I don’t know why on Earth you would say there’s an address in this country where Muslims can’t practice their religion.
I’m not an expert on religion, but I do know that in some fundamental sense, I just heard Reverend Graham make the same statement that Mr. Choudary made. I’m sure you can fill up every one of these TV screens with extremist people from all over.
Brad Garret, security consultant and former FBI negotiator:
The biggest fear is homegrown terrorism…but how many of those people are out there? Nobody really knows the answer to that. But if we look at this historically since 9/11, the numbers don’t support it. The US Department of Justice has prosecuted a little over 400 people for terrorism or terrorism-related crimes. If you break that down into violence, it’s like 130 some-odd numbers. So, compared to other crime, compared to other issues in this country, it doesn’t sort of match up in that way.

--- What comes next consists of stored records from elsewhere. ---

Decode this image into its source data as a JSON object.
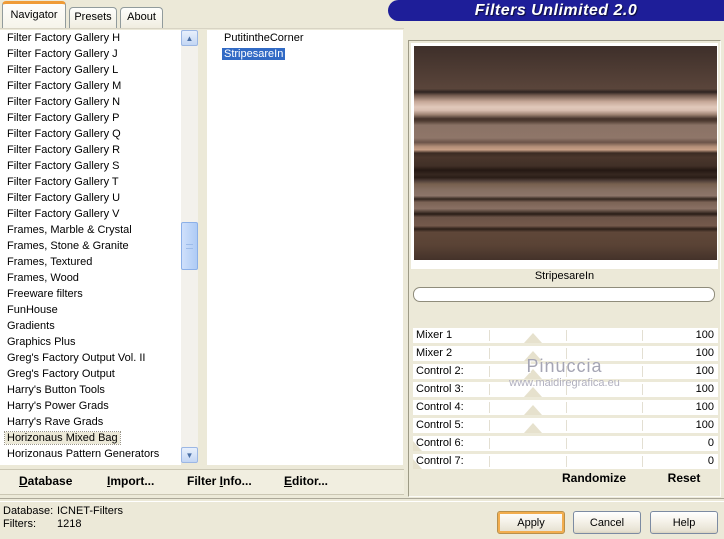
{
  "banner": {
    "title": "Filters Unlimited 2.0"
  },
  "tabs": {
    "navigator": "Navigator",
    "presets": "Presets",
    "about": "About"
  },
  "category_list": {
    "items": [
      "Filter Factory Gallery H",
      "Filter Factory Gallery J",
      "Filter Factory Gallery L",
      "Filter Factory Gallery M",
      "Filter Factory Gallery N",
      "Filter Factory Gallery P",
      "Filter Factory Gallery Q",
      "Filter Factory Gallery R",
      "Filter Factory Gallery S",
      "Filter Factory Gallery T",
      "Filter Factory Gallery U",
      "Filter Factory Gallery V",
      "Frames, Marble & Crystal",
      "Frames, Stone & Granite",
      "Frames, Textured",
      "Frames, Wood",
      "Freeware filters",
      "FunHouse",
      "Gradients",
      "Graphics Plus",
      "Greg's Factory Output Vol. II",
      "Greg's Factory Output",
      "Harry's Button Tools",
      "Harry's Power Grads",
      "Harry's Rave Grads",
      "Horizonaus Mixed Bag",
      "Horizonaus Pattern Generators"
    ],
    "selected_item": "Horizonaus Mixed Bag"
  },
  "filter_list": {
    "items": [
      "PutitintheCorner",
      "StripesareIn"
    ],
    "selected_item": "StripesareIn"
  },
  "preview": {
    "filter_name": "StripesareIn",
    "stripes": [
      {
        "p": 0,
        "c": "#3e2f2a"
      },
      {
        "p": 10,
        "c": "#4c3a32"
      },
      {
        "p": 20,
        "c": "#5a453b"
      },
      {
        "p": 21.5,
        "c": "#2e2320"
      },
      {
        "p": 23,
        "c": "#71594d"
      },
      {
        "p": 26,
        "c": "#c6a898"
      },
      {
        "p": 28.5,
        "c": "#e0c8ba"
      },
      {
        "p": 30,
        "c": "#d9bfb1"
      },
      {
        "p": 32,
        "c": "#a08575"
      },
      {
        "p": 34,
        "c": "#44332b"
      },
      {
        "p": 35,
        "c": "#4f3c32"
      },
      {
        "p": 37,
        "c": "#8a7265"
      },
      {
        "p": 43,
        "c": "#8f7669"
      },
      {
        "p": 45,
        "c": "#6b5449"
      },
      {
        "p": 47,
        "c": "#b28e78"
      },
      {
        "p": 48.5,
        "c": "#c79f86"
      },
      {
        "p": 50,
        "c": "#3b2b23"
      },
      {
        "p": 52,
        "c": "#4a362c"
      },
      {
        "p": 56,
        "c": "#413027"
      },
      {
        "p": 58,
        "c": "#241813"
      },
      {
        "p": 60,
        "c": "#362720"
      },
      {
        "p": 61.5,
        "c": "#2a1d17"
      },
      {
        "p": 63,
        "c": "#51403a"
      },
      {
        "p": 64.5,
        "c": "#77604f"
      },
      {
        "p": 67,
        "c": "#856e61"
      },
      {
        "p": 70,
        "c": "#8d766a"
      },
      {
        "p": 71.5,
        "c": "#33261f"
      },
      {
        "p": 73,
        "c": "#7b6355"
      },
      {
        "p": 76,
        "c": "#8a7164"
      },
      {
        "p": 78.5,
        "c": "#281c16"
      },
      {
        "p": 80,
        "c": "#6b5347"
      },
      {
        "p": 84,
        "c": "#745a4c"
      },
      {
        "p": 85.5,
        "c": "#2c1f18"
      },
      {
        "p": 87,
        "c": "#5f4739"
      },
      {
        "p": 93,
        "c": "#5a4335"
      },
      {
        "p": 100,
        "c": "#44322a"
      }
    ]
  },
  "slider_max": 255,
  "sliders": [
    {
      "label": "Mixer 1",
      "value": 100
    },
    {
      "label": "Mixer 2",
      "value": 100
    },
    {
      "label": "Control 2:",
      "value": 100
    },
    {
      "label": "Control 3:",
      "value": 100
    },
    {
      "label": "Control 4:",
      "value": 100
    },
    {
      "label": "Control 5:",
      "value": 100
    },
    {
      "label": "Control 6:",
      "value": 0
    },
    {
      "label": "Control 7:",
      "value": 0
    }
  ],
  "watermark": {
    "line1": "Pinuccia",
    "line2": "www.maidiregrafica.eu"
  },
  "panel_actions": {
    "randomize": "Randomize",
    "reset": "Reset"
  },
  "toolbar": {
    "database": {
      "pre": "",
      "key": "D",
      "post": "atabase"
    },
    "import": {
      "pre": "",
      "key": "I",
      "post": "mport..."
    },
    "filter_info": {
      "pre": "Filter ",
      "key": "I",
      "post": "nfo..."
    },
    "editor": {
      "pre": "",
      "key": "E",
      "post": "ditor..."
    }
  },
  "status": {
    "database_label": "Database:",
    "database_value": "ICNET-Filters",
    "filters_label": "Filters:",
    "filters_value": "1218"
  },
  "buttons": {
    "apply": "Apply",
    "cancel": "Cancel",
    "help": "Help"
  },
  "colors": {
    "selection": "#316ac5",
    "banner": "#1e1e99",
    "accent_orange": "#ef9b36"
  }
}
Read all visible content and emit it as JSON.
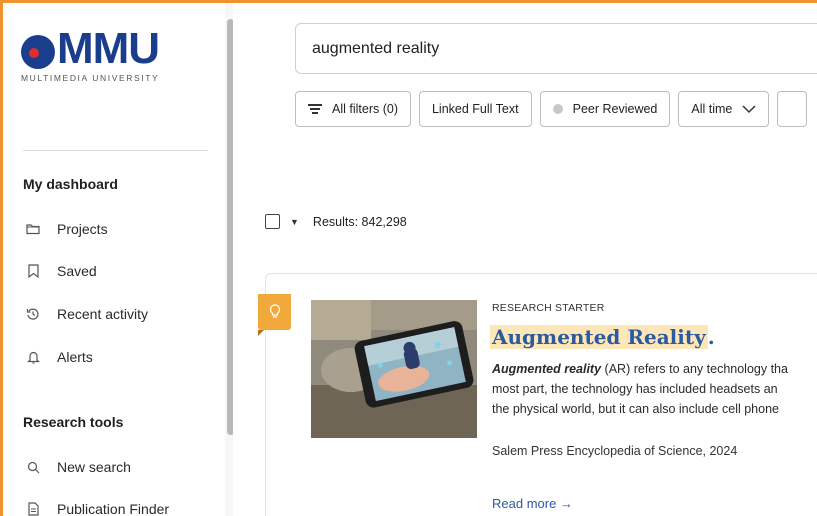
{
  "app": {
    "logo_text": "MMU",
    "logo_subtitle": "MULTIMEDIA UNIVERSITY",
    "colors": {
      "frame": "#f0922e",
      "brand_blue": "#1a3e8c",
      "link": "#2c5aa0",
      "highlight": "#fde7b8",
      "badge": "#f2a93b"
    }
  },
  "sidebar": {
    "dashboard_heading": "My dashboard",
    "dashboard_items": [
      {
        "label": "Projects",
        "icon": "folder-icon"
      },
      {
        "label": "Saved",
        "icon": "bookmark-icon"
      },
      {
        "label": "Recent activity",
        "icon": "history-icon"
      },
      {
        "label": "Alerts",
        "icon": "bell-icon"
      }
    ],
    "tools_heading": "Research tools",
    "tools_items": [
      {
        "label": "New search",
        "icon": "search-icon"
      },
      {
        "label": "Publication Finder",
        "icon": "document-icon"
      }
    ]
  },
  "search": {
    "query": "augmented reality"
  },
  "filters": {
    "all_filters": "All filters (0)",
    "linked_full_text": "Linked Full Text",
    "peer_reviewed": "Peer Reviewed",
    "time": "All time"
  },
  "results": {
    "count_label": "Results: 842,298"
  },
  "result_card": {
    "type_label": "RESEARCH STARTER",
    "title": "Augmented Reality",
    "title_suffix": ".",
    "abstract_lead": "Augmented reality",
    "abstract_line1": " (AR) refers to any technology tha",
    "abstract_line2": "most part, the technology has included headsets an",
    "abstract_line3": "the physical world, but it can also include cell phone",
    "source": "Salem Press Encyclopedia of Science, 2024",
    "read_more": "Read more →",
    "badge_icon": "lightbulb-icon"
  }
}
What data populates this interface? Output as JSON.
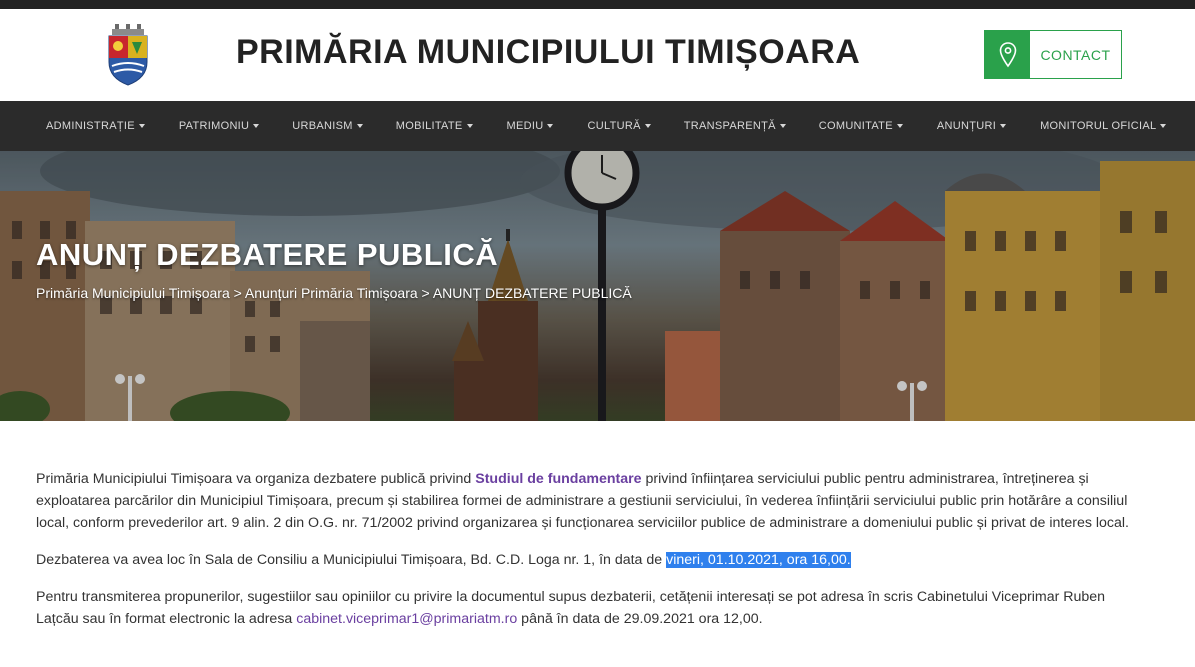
{
  "header": {
    "site_title": "PRIMĂRIA MUNICIPIULUI TIMIȘOARA",
    "contact_label": "CONTACT",
    "accent_color": "#2aa14b"
  },
  "nav": {
    "items": [
      {
        "label": "ADMINISTRAȚIE"
      },
      {
        "label": "PATRIMONIU"
      },
      {
        "label": "URBANISM"
      },
      {
        "label": "MOBILITATE"
      },
      {
        "label": "MEDIU"
      },
      {
        "label": "CULTURĂ"
      },
      {
        "label": "TRANSPARENȚĂ"
      },
      {
        "label": "COMUNITATE"
      },
      {
        "label": "ANUNȚURI"
      },
      {
        "label": "MONITORUL OFICIAL"
      }
    ]
  },
  "hero": {
    "title": "ANUNȚ DEZBATERE PUBLICĂ",
    "breadcrumb": {
      "home": "Primăria Municipiului Timișoara",
      "sep1": " > ",
      "section": "Anunțuri Primăria Timișoara",
      "sep2": " > ",
      "current": "ANUNȚ DEZBATERE PUBLICĂ"
    }
  },
  "content": {
    "p1_before": "Primăria Municipiului Timișoara va organiza dezbatere publică privind ",
    "p1_link": "Studiul de fundamentare",
    "p1_after": " privind înființarea serviciului public pentru administrarea, întreținerea și exploatarea parcărilor din Municipiul Timișoara, precum și stabilirea formei de administrare a gestiunii serviciului, în vederea înființării serviciului public prin hotărâre a consiliul local, conform prevederilor art. 9 alin. 2 din O.G. nr. 71/2002 privind organizarea și funcționarea serviciilor publice  de administrare a domeniului public și privat de interes local.",
    "p2_before": "Dezbaterea va avea loc în Sala de Consiliu a Municipiului Timișoara, Bd. C.D. Loga nr. 1, în data de ",
    "p2_highlight": "vineri, 01.10.2021, ora 16,00.",
    "p3_before": "Pentru transmiterea propunerilor, sugestiilor sau opiniilor cu privire la documentul supus dezbaterii, cetățenii interesați se pot adresa în scris Cabinetului Viceprimar Ruben Lațcău sau în format electronic la adresa ",
    "p3_email": "cabinet.viceprimar1@primariatm.ro",
    "p3_after": " până în data de 29.09.2021 ora 12,00."
  },
  "icons": {
    "crest": "city-crest-icon",
    "contact": "map-pin-icon",
    "nav_caret": "caret-down-icon"
  }
}
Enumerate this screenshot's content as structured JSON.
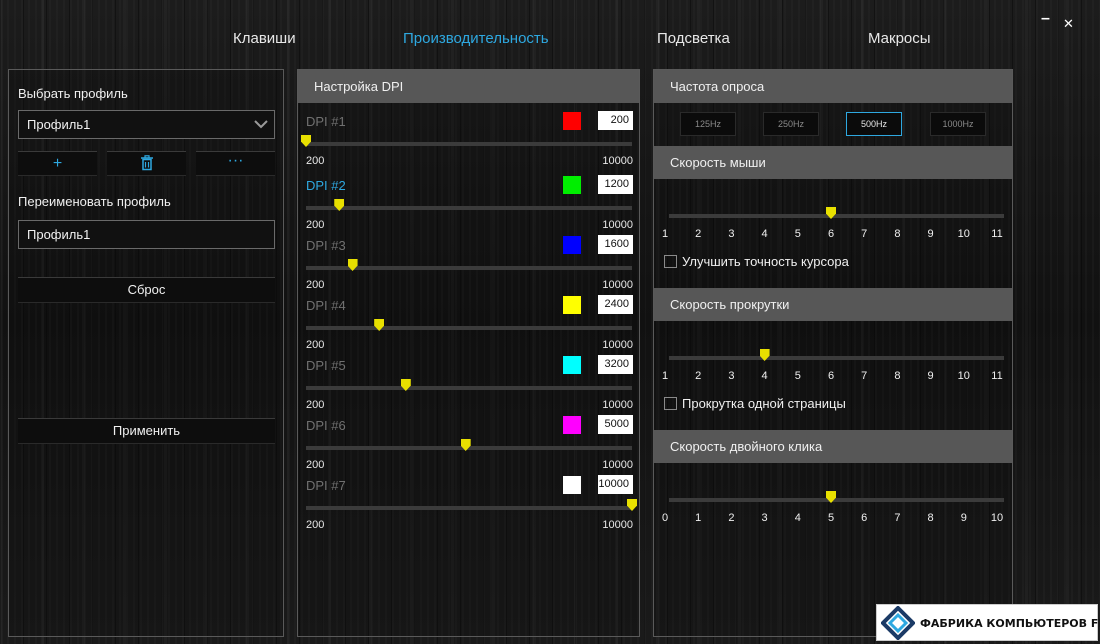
{
  "nav": {
    "tabs": [
      {
        "label": "Клавиши"
      },
      {
        "label": "Производительность"
      },
      {
        "label": "Подсветка"
      },
      {
        "label": "Макросы"
      }
    ],
    "active_tab": "Производительность",
    "minimize_glyph": "–",
    "close_glyph": "✕"
  },
  "left": {
    "select_profile_label": "Выбрать профиль",
    "selected_profile": "Профиль1",
    "add_icon": "+",
    "more_icon": "···",
    "rename_label": "Переименовать профиль",
    "rename_value": "Профиль1",
    "reset_label": "Сброс",
    "apply_label": "Применить"
  },
  "dpi": {
    "title": "Настройка DPI",
    "min": 200,
    "max": 10000,
    "min_label": "200",
    "max_label": "10000",
    "active_index": 1,
    "levels": [
      {
        "name": "DPI #1",
        "value": "200",
        "color": "#ff0000"
      },
      {
        "name": "DPI #2",
        "value": "1200",
        "color": "#00ee00"
      },
      {
        "name": "DPI #3",
        "value": "1600",
        "color": "#0000ff"
      },
      {
        "name": "DPI #4",
        "value": "2400",
        "color": "#ffff00"
      },
      {
        "name": "DPI #5",
        "value": "3200",
        "color": "#00ffff"
      },
      {
        "name": "DPI #6",
        "value": "5000",
        "color": "#ff00ff"
      },
      {
        "name": "DPI #7",
        "value": "10000",
        "color": "#ffffff"
      }
    ]
  },
  "polling": {
    "title": "Частота опроса",
    "options": [
      "125Hz",
      "250Hz",
      "500Hz",
      "1000Hz"
    ],
    "selected": "500Hz"
  },
  "mouse_speed": {
    "title": "Скорость мыши",
    "ticks": [
      "1",
      "2",
      "3",
      "4",
      "5",
      "6",
      "7",
      "8",
      "9",
      "10",
      "11"
    ],
    "value": 6,
    "checkbox_label": "Улучшить точность курсора",
    "checked": false
  },
  "scroll_speed": {
    "title": "Скорость прокрутки",
    "ticks": [
      "1",
      "2",
      "3",
      "4",
      "5",
      "6",
      "7",
      "8",
      "9",
      "10",
      "11"
    ],
    "value": 4,
    "checkbox_label": "Прокрутка одной страницы",
    "checked": false
  },
  "double_click": {
    "title": "Скорость двойного клика",
    "ticks": [
      "0",
      "1",
      "2",
      "3",
      "4",
      "5",
      "6",
      "7",
      "8",
      "9",
      "10"
    ],
    "value": 5
  },
  "watermark": {
    "text": "ФАБРИКА КОМПЬЮТЕРОВ FK.BY"
  },
  "colors": {
    "accent": "#2ea8e0",
    "thumb": "#e8e000",
    "header": "#575757"
  }
}
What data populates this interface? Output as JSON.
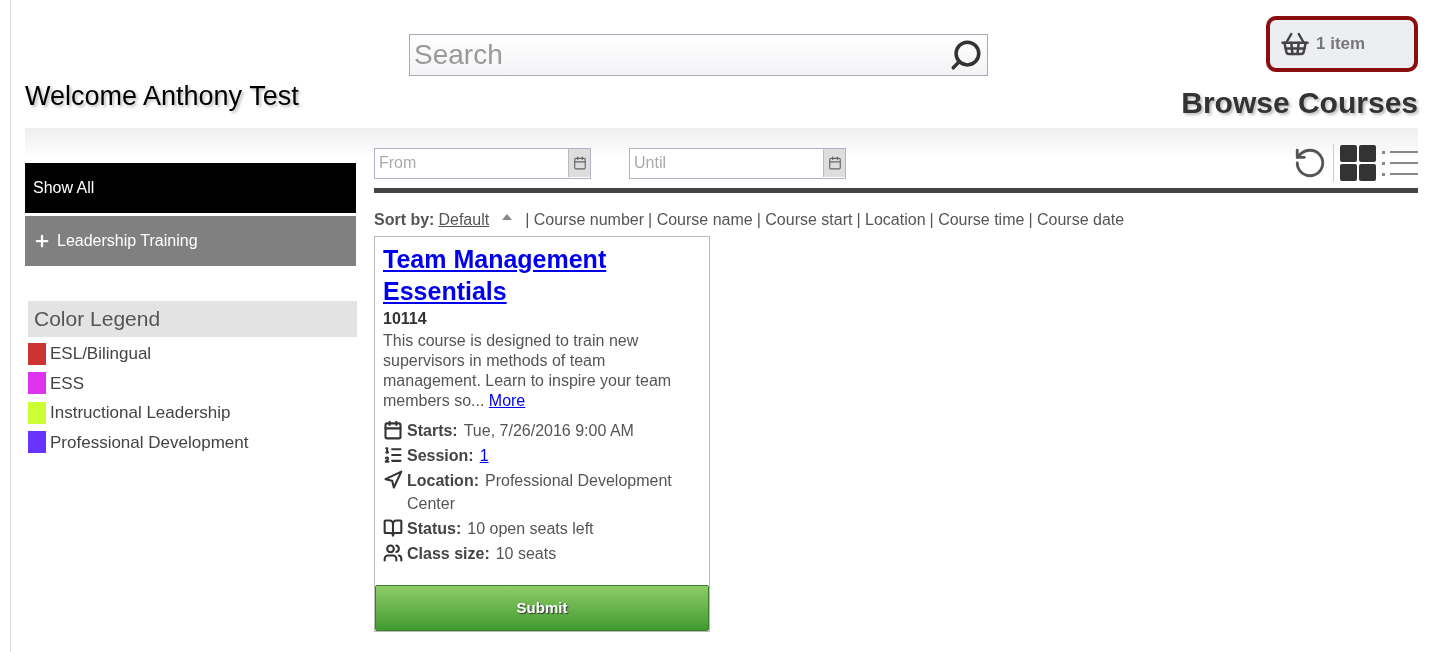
{
  "header": {
    "search": {
      "placeholder": "Search"
    },
    "welcome": "Welcome Anthony Test",
    "cart": {
      "label": "1 item"
    },
    "title": "Browse Courses"
  },
  "sidebar": {
    "categories": [
      {
        "label": "Show All",
        "selected": true,
        "expandable": false
      },
      {
        "label": "Leadership Training",
        "selected": false,
        "expandable": true
      }
    ],
    "legend": {
      "title": "Color Legend",
      "items": [
        {
          "label": "ESL/Bilingual",
          "color": "#cc3333"
        },
        {
          "label": "ESS",
          "color": "#dd33ee"
        },
        {
          "label": "Instructional Leadership",
          "color": "#ccff33"
        },
        {
          "label": "Professional Development",
          "color": "#6633ff"
        }
      ]
    }
  },
  "filters": {
    "from": {
      "placeholder": "From"
    },
    "until": {
      "placeholder": "Until"
    },
    "views": [
      {
        "kind": "grid",
        "selected": true
      },
      {
        "kind": "list",
        "selected": false
      }
    ]
  },
  "sort": {
    "label": "Sort by:",
    "options": [
      {
        "label": "Default",
        "selected": true
      },
      {
        "label": "| Course number",
        "selected": false
      },
      {
        "label": "| Course name",
        "selected": false
      },
      {
        "label": "| Course start",
        "selected": false
      },
      {
        "label": "| Location",
        "selected": false
      },
      {
        "label": "| Course time",
        "selected": false
      },
      {
        "label": "| Course date",
        "selected": false
      }
    ]
  },
  "courses": [
    {
      "title": "Team Management Essentials",
      "number": "10114",
      "description": "This course is designed to train new supervisors in methods of team management. Learn to inspire your team members so...",
      "more": "More",
      "details": [
        {
          "kind": "calendar",
          "label": "Starts:",
          "value": "Tue, 7/26/2016 9:00 AM",
          "link": false
        },
        {
          "kind": "session",
          "label": "Session:",
          "value": "1",
          "link": true
        },
        {
          "kind": "location",
          "label": "Location:",
          "value": "Professional Development Center",
          "link": false
        },
        {
          "kind": "status",
          "label": "Status:",
          "value": "10 open seats left",
          "link": false
        },
        {
          "kind": "people",
          "label": "Class size:",
          "value": "10 seats",
          "link": false
        }
      ],
      "button": "Submit"
    }
  ]
}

Reza Aslan, scholar and Daily Beast contributing editor:
There are 1.5 billion Muslims in the world. It is unquestionably the most diverse, the most eclectic religion in the history of the world. This concept of just using this word ‘they’ to describe one and a half billion people is actually the definition of bigotry.
Fear mongering about the ‘other’ is something that’s not new to the United States, and in the same way that we sort of laugh and consider with shame and derision the anti-Catholic rhetoric of the 19th century or the anti-Jewish rhetoric of the earlier 20th century, in a few years that’s precisely how we will view everything that just came out of Franklin Graham’s mouth. I think that Anjen and Reverend Graham oughtta go grab a cup of coffee.
(And leave the more rational and less proselytizing among us—Muslims and Christians and everyone else—to figure out some actual solutions.)